I’ve read a dozen articles about Personalized Learning and about bringing Analytics such as artificial intelligence and machine learning into Education – just this week alone. If you’re in education you’ve probably received an increasing number of solicitations and seen a growing number of conference sessions touting Personalized Learning and Analytics. And you may have sat in discussions about innovation in edtech. And what topic consumes most of these discussions? That’s right – Personalized Learning and Analytics.
I’ve spent a long career in the Analytics field specializing in advance analytics, learning algorithms and simulation systems. As I’ve been applying my experience to my current home in education technology I’ve come to the conclusion that, when it comes to data and personalized learning, the proverbial horse is well behind the cart – so much so that the poor horse doesn’t even see the cart and probably long forgot about it.
In this analogy, the cart = personalized learning/analytics and the horse = data. My premise, based on this last year’s meetings with school and district leadership, is simple: most schools simply don’t have access to the breadth of data to make personalized learning and advanced analytics meaningful. The data is likely there but it is typically locked away in various software vendor’s systems or data warehouses and not accessible for a truly integrated view.
When applying mathematics to address an issue, the primary and fundamental challenge is to use relevant data that aligns to the nature of what you’re analyzing. The analytics profession, in general, has evolved significantly from exclusively applying statistical models of inference toward mathematical models (often more empirically-based) designed to more closely approximate the system they are meant to represent.
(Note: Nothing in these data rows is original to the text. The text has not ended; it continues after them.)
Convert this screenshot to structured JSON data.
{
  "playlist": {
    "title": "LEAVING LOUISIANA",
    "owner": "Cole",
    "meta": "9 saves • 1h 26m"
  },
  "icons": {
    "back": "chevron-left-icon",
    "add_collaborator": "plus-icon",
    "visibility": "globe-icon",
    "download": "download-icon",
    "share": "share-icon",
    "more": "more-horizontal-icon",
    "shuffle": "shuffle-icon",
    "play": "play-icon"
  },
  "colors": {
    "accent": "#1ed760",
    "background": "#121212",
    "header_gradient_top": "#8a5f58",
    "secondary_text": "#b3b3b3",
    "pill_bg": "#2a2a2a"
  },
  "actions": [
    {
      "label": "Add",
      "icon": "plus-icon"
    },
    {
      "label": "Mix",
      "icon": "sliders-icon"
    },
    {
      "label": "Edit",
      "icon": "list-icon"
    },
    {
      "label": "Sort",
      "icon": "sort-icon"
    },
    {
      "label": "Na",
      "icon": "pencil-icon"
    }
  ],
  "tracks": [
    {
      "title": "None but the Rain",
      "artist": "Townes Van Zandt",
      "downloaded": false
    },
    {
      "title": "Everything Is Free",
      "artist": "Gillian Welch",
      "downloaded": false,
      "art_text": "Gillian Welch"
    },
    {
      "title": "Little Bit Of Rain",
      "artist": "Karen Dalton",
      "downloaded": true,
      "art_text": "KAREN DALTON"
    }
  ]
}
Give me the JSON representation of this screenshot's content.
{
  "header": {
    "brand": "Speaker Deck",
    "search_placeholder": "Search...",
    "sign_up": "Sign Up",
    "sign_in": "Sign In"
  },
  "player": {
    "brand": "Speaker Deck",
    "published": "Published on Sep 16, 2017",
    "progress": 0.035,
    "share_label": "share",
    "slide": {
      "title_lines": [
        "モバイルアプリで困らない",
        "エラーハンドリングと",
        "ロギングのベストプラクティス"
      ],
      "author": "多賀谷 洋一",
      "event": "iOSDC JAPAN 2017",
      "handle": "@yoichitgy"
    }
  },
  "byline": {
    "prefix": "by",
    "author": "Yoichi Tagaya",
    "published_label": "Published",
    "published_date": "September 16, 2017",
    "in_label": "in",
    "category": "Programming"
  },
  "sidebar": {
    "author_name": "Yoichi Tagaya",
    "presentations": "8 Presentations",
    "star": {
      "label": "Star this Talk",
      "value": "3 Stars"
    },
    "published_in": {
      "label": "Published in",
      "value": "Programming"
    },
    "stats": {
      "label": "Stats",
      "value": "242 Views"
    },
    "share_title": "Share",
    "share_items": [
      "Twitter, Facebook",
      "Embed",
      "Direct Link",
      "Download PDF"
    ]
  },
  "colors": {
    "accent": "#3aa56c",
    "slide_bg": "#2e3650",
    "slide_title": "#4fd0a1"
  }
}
This is the notion of mathematical fidelity – how closely does my math represent the actual dynamics of the system it’s meant to represent.
But these types of models and algorithms require a wider breadth of data to be meaningful.
It is easy to question how well a regression equation represents an individual student’s achievements (or lack thereof). Obviously it doesn’t. It represents an aggregation of individual students into a mathematical formulation with a goal to minimize individual, observed error. But real students don’t behave this way. The same reason why a “mean” or an average doesn’t represent people well – most people are not exactly average.
In the past decade, the notion of “big data” also captured our attention. And, one could argue created a distraction. The idea being that we’re able to capture, store and process increasingly obscene amounts of data pushed organizations across industries to focus on the idea of more data. But over that decade it has also become increasingly clear that having much, much more of the same type of data is less valuable than having a lot more variety of data. This argument fits well into the education sphere. Having 10 times more assessment data on a group of students is nice. But (pardon the run on sentence, it’s for effect) being able to integrate assessment data with a student’s attendance and conduct over time, their participation in extracurricular activity, their standardized test scores, their performance against certain standards, their depth of knowledge in specific topic areas, maybe a survey of their interests and perhaps the concentration of homework, projects, quizzes or tests at a given time is likely, collectively, significantly more valuable to understanding the trajectory of that student then 10x more assessments.
Without the variety of data, those responsible for developing effective models of student behavior are operating with only a partial toolbox. This puts more distance between the math they are developing and the real system they are trying to understand. And the opportunity for recommendations based on spurious findings goes up.
Today’s education leadership needs to be sure that all the data that is flowing through their software and systems is available. Then they can turn their focus to what amazing things can happen when that data is harnessed. Then the horse will be pulling the cart and not standing there wondering when it will show up.